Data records

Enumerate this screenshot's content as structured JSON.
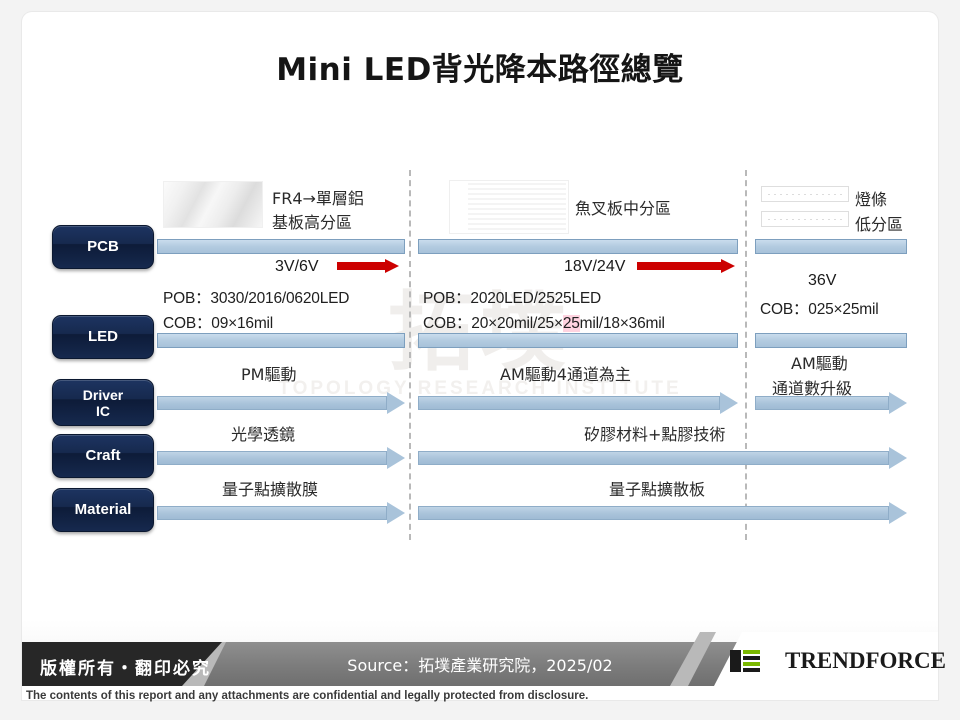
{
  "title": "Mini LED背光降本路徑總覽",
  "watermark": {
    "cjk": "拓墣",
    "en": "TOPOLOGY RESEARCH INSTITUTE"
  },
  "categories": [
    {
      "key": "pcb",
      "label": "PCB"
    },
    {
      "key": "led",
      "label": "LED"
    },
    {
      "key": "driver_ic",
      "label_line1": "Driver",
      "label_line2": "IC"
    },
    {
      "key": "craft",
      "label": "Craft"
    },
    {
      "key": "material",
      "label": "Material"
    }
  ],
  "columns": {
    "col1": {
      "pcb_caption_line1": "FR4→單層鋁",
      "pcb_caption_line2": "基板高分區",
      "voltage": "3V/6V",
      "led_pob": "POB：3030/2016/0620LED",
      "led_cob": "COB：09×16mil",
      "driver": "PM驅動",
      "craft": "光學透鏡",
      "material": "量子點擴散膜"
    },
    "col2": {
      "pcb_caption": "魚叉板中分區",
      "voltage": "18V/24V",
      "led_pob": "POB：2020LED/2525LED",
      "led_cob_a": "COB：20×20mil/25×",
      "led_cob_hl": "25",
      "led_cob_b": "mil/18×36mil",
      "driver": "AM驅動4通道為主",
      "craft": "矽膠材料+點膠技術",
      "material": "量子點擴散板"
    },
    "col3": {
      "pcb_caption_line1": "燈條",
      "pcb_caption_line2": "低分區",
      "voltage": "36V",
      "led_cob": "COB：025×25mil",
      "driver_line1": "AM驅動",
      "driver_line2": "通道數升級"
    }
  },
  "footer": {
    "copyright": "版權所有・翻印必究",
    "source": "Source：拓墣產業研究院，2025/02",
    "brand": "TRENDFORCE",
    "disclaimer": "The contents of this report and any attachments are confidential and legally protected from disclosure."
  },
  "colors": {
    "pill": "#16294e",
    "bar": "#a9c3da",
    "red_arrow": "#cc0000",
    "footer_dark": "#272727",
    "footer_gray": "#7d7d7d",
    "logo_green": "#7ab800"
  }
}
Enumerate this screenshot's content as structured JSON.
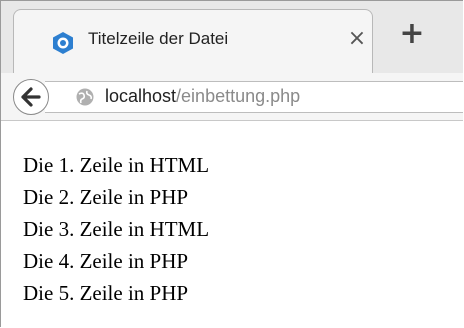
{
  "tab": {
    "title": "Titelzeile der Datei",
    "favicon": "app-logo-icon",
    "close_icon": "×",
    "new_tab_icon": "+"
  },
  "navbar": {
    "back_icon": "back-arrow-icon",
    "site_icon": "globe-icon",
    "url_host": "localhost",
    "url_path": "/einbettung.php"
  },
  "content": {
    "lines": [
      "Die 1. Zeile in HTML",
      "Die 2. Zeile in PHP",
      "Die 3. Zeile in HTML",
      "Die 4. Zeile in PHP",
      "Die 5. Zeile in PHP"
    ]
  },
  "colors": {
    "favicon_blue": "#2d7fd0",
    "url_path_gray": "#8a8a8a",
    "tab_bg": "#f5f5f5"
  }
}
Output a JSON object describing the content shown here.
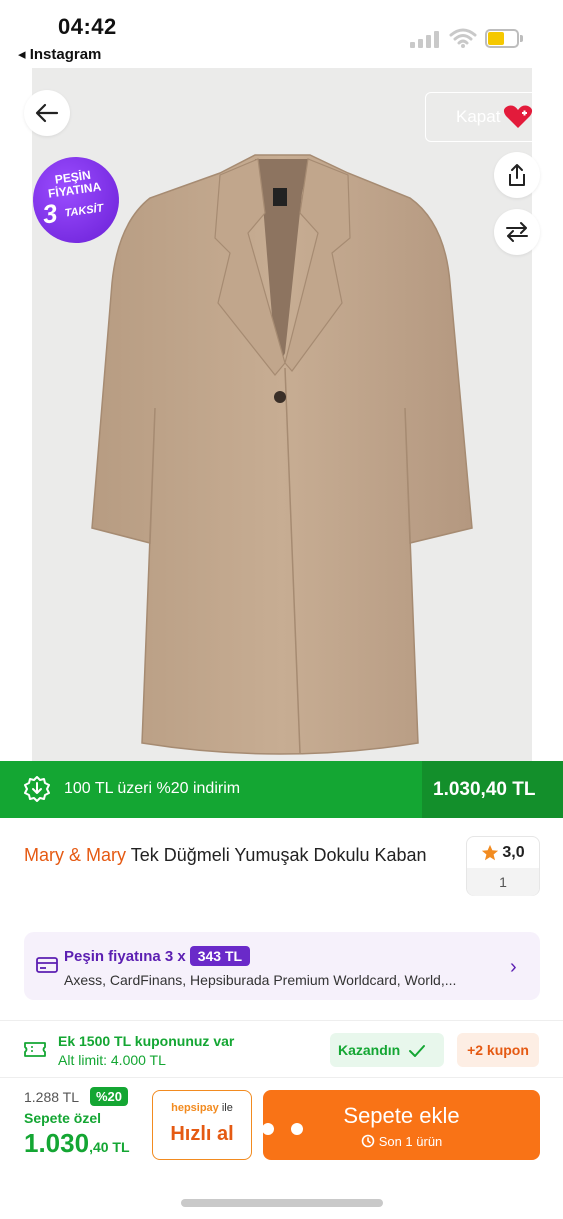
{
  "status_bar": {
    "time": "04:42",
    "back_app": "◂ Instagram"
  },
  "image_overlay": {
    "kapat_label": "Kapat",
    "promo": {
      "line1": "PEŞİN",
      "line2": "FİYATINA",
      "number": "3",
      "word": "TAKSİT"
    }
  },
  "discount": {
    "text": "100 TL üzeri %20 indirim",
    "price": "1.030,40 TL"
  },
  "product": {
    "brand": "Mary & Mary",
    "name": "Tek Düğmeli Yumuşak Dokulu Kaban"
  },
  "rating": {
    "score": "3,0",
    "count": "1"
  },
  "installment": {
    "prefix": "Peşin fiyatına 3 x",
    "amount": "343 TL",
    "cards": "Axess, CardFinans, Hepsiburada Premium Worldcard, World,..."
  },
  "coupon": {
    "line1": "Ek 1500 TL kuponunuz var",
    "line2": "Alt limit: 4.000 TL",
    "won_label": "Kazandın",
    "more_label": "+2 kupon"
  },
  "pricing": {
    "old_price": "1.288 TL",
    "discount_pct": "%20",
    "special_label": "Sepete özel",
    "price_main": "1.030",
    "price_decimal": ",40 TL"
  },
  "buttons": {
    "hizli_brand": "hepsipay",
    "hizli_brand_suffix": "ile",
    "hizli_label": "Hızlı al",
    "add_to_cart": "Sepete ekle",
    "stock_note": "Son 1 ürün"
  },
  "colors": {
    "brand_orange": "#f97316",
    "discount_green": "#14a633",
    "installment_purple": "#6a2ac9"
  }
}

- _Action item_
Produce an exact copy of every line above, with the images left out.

- _Answer to the exercise_
Enumerate this screenshot's content as structured JSON.
{
  "title": "Mini LED背光降本路徑總覽",
  "watermark": {
    "cjk": "拓墣",
    "en": "TOPOLOGY RESEARCH INSTITUTE"
  },
  "categories": [
    {
      "key": "pcb",
      "label": "PCB"
    },
    {
      "key": "led",
      "label": "LED"
    },
    {
      "key": "driver_ic",
      "label_line1": "Driver",
      "label_line2": "IC"
    },
    {
      "key": "craft",
      "label": "Craft"
    },
    {
      "key": "material",
      "label": "Material"
    }
  ],
  "columns": {
    "col1": {
      "pcb_caption_line1": "FR4→單層鋁",
      "pcb_caption_line2": "基板高分區",
      "voltage": "3V/6V",
      "led_pob": "POB：3030/2016/0620LED",
      "led_cob": "COB：09×16mil",
      "driver": "PM驅動",
      "craft": "光學透鏡",
      "material": "量子點擴散膜"
    },
    "col2": {
      "pcb_caption": "魚叉板中分區",
      "voltage": "18V/24V",
      "led_pob": "POB：2020LED/2525LED",
      "led_cob_a": "COB：20×20mil/25×",
      "led_cob_hl": "25",
      "led_cob_b": "mil/18×36mil",
      "driver": "AM驅動4通道為主",
      "craft": "矽膠材料+點膠技術",
      "material": "量子點擴散板"
    },
    "col3": {
      "pcb_caption_line1": "燈條",
      "pcb_caption_line2": "低分區",
      "voltage": "36V",
      "led_cob": "COB：025×25mil",
      "driver_line1": "AM驅動",
      "driver_line2": "通道數升級"
    }
  },
  "footer": {
    "copyright": "版權所有・翻印必究",
    "source": "Source：拓墣產業研究院，2025/02",
    "brand": "TRENDFORCE",
    "disclaimer": "The contents of this report and any attachments are confidential and legally protected from disclosure."
  },
  "colors": {
    "pill": "#16294e",
    "bar": "#a9c3da",
    "red_arrow": "#cc0000",
    "footer_dark": "#272727",
    "footer_gray": "#7d7d7d",
    "logo_green": "#7ab800"
  }
}
Enumerate this screenshot's content as structured JSON.
{
  "tab": {
    "title": "Titelzeile der Datei",
    "favicon": "app-logo-icon",
    "close_icon": "×",
    "new_tab_icon": "+"
  },
  "navbar": {
    "back_icon": "back-arrow-icon",
    "site_icon": "globe-icon",
    "url_host": "localhost",
    "url_path": "/einbettung.php"
  },
  "content": {
    "lines": [
      "Die 1. Zeile in HTML",
      "Die 2. Zeile in PHP",
      "Die 3. Zeile in HTML",
      "Die 4. Zeile in PHP",
      "Die 5. Zeile in PHP"
    ]
  },
  "colors": {
    "favicon_blue": "#2d7fd0",
    "url_path_gray": "#8a8a8a",
    "tab_bg": "#f5f5f5"
  }
}
Output a JSON object describing the content shown here.
{
  "status_bar": {
    "time": "04:42",
    "back_app": "◂ Instagram"
  },
  "image_overlay": {
    "kapat_label": "Kapat",
    "promo": {
      "line1": "PEŞİN",
      "line2": "FİYATINA",
      "number": "3",
      "word": "TAKSİT"
    }
  },
  "discount": {
    "text": "100 TL üzeri %20 indirim",
    "price": "1.030,40 TL"
  },
  "product": {
    "brand": "Mary & Mary",
    "name": "Tek Düğmeli Yumuşak Dokulu Kaban"
  },
  "rating": {
    "score": "3,0",
    "count": "1"
  },
  "installment": {
    "prefix": "Peşin fiyatına 3 x",
    "amount": "343 TL",
    "cards": "Axess, CardFinans, Hepsiburada Premium Worldcard, World,..."
  },
  "coupon": {
    "line1": "Ek 1500 TL kuponunuz var",
    "line2": "Alt limit: 4.000 TL",
    "won_label": "Kazandın",
    "more_label": "+2 kupon"
  },
  "pricing": {
    "old_price": "1.288 TL",
    "discount_pct": "%20",
    "special_label": "Sepete özel",
    "price_main": "1.030",
    "price_decimal": ",40 TL"
  },
  "buttons": {
    "hizli_brand": "hepsipay",
    "hizli_brand_suffix": "ile",
    "hizli_label": "Hızlı al",
    "add_to_cart": "Sepete ekle",
    "stock_note": "Son 1 ürün"
  },
  "colors": {
    "brand_orange": "#f97316",
    "discount_green": "#14a633",
    "installment_purple": "#6a2ac9"
  }
}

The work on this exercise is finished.